[[ Dataset, beginning ]]
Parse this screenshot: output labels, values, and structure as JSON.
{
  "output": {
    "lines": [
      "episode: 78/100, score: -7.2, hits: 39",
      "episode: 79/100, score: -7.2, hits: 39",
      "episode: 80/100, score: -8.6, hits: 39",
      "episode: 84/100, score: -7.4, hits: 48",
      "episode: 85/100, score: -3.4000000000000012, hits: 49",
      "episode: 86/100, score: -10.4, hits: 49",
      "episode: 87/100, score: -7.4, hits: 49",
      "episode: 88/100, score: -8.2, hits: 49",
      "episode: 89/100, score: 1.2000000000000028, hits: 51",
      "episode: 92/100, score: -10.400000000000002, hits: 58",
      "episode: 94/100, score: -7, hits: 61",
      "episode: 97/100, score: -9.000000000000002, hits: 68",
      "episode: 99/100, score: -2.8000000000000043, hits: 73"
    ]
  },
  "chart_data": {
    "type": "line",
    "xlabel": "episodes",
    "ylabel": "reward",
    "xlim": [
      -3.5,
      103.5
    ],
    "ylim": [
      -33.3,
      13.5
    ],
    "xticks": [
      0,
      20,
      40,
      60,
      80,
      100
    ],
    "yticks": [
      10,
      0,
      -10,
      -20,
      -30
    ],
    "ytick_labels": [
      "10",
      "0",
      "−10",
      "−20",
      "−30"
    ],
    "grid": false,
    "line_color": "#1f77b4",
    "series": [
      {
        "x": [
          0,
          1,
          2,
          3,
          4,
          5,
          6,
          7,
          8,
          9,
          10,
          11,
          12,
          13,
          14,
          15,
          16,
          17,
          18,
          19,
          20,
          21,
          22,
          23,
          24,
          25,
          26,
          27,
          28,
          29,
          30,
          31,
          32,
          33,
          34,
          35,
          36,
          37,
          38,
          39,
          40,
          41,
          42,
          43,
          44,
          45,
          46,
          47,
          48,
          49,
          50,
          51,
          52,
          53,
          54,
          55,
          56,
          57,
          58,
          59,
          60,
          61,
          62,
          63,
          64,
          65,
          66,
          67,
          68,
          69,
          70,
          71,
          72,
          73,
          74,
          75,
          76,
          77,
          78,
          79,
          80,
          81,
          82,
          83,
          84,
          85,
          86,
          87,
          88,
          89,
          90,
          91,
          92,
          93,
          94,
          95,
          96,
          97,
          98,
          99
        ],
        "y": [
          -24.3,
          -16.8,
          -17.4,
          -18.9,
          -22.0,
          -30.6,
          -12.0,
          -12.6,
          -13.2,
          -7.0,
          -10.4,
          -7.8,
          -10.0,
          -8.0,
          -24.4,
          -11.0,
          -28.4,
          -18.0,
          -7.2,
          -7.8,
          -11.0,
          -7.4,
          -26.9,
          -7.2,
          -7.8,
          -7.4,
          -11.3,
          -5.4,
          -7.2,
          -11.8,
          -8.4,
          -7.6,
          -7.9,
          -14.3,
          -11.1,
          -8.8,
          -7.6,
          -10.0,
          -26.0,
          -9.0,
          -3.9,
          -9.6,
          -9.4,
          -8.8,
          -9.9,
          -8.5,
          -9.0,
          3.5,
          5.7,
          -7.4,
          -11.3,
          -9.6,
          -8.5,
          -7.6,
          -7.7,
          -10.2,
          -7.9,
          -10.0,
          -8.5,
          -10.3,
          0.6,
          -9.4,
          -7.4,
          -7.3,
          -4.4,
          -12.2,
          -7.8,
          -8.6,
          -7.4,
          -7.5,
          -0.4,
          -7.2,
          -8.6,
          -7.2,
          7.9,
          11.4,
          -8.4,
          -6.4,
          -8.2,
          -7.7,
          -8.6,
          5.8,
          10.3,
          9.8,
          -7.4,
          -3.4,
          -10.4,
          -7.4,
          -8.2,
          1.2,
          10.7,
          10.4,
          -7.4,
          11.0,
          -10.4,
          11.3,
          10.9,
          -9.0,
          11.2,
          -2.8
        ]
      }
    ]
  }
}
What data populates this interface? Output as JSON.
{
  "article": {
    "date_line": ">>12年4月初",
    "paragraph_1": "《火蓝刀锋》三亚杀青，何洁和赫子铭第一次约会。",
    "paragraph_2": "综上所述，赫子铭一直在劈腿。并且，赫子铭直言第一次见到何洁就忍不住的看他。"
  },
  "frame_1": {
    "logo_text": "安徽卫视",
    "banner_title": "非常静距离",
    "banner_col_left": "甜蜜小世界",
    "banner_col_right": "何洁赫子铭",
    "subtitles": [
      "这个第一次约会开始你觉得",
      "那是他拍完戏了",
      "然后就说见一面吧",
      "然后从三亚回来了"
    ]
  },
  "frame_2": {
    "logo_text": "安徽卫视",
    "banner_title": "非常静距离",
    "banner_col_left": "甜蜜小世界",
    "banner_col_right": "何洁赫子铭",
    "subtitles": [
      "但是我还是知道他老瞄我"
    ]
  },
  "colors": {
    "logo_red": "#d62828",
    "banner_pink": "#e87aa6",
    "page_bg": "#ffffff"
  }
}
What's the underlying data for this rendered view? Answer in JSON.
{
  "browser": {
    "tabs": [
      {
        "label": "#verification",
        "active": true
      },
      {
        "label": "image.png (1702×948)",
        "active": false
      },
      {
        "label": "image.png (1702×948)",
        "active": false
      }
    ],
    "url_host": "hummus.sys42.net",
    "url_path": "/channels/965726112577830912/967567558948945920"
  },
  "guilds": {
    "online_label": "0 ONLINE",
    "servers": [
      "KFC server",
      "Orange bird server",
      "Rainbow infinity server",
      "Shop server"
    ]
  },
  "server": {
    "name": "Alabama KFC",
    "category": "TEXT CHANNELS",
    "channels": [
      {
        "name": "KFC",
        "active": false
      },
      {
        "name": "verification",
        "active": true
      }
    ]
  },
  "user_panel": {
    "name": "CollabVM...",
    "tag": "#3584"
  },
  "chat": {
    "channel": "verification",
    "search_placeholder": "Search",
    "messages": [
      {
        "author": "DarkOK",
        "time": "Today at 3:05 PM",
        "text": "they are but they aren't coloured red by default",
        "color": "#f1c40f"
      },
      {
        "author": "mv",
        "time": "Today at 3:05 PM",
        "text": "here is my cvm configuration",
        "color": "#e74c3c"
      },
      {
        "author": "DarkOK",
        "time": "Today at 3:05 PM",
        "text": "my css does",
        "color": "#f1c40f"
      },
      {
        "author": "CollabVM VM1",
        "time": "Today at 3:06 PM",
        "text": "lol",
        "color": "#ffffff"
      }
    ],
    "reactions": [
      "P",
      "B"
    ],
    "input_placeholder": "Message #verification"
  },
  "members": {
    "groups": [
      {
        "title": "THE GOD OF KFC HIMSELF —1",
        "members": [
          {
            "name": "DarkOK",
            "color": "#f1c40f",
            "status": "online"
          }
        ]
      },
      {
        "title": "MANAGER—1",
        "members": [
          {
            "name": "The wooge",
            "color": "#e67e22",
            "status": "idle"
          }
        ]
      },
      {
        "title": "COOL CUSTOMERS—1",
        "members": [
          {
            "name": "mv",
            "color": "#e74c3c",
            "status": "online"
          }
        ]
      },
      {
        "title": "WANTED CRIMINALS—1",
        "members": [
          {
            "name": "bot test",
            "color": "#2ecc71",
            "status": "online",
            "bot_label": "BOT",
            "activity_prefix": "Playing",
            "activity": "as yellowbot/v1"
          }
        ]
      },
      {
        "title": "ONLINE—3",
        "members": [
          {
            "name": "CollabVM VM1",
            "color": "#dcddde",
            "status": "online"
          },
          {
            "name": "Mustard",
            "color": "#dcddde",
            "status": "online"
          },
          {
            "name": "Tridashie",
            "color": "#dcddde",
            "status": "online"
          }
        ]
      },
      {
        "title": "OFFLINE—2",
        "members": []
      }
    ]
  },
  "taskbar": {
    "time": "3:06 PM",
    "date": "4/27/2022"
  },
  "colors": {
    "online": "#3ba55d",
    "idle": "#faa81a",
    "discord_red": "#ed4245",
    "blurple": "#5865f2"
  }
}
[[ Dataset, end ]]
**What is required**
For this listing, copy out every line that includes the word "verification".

**Answer section**
        "label": "#verification",
        "name": "verification",
    "channel": "verification",
    "input_placeholder": "Message #verification"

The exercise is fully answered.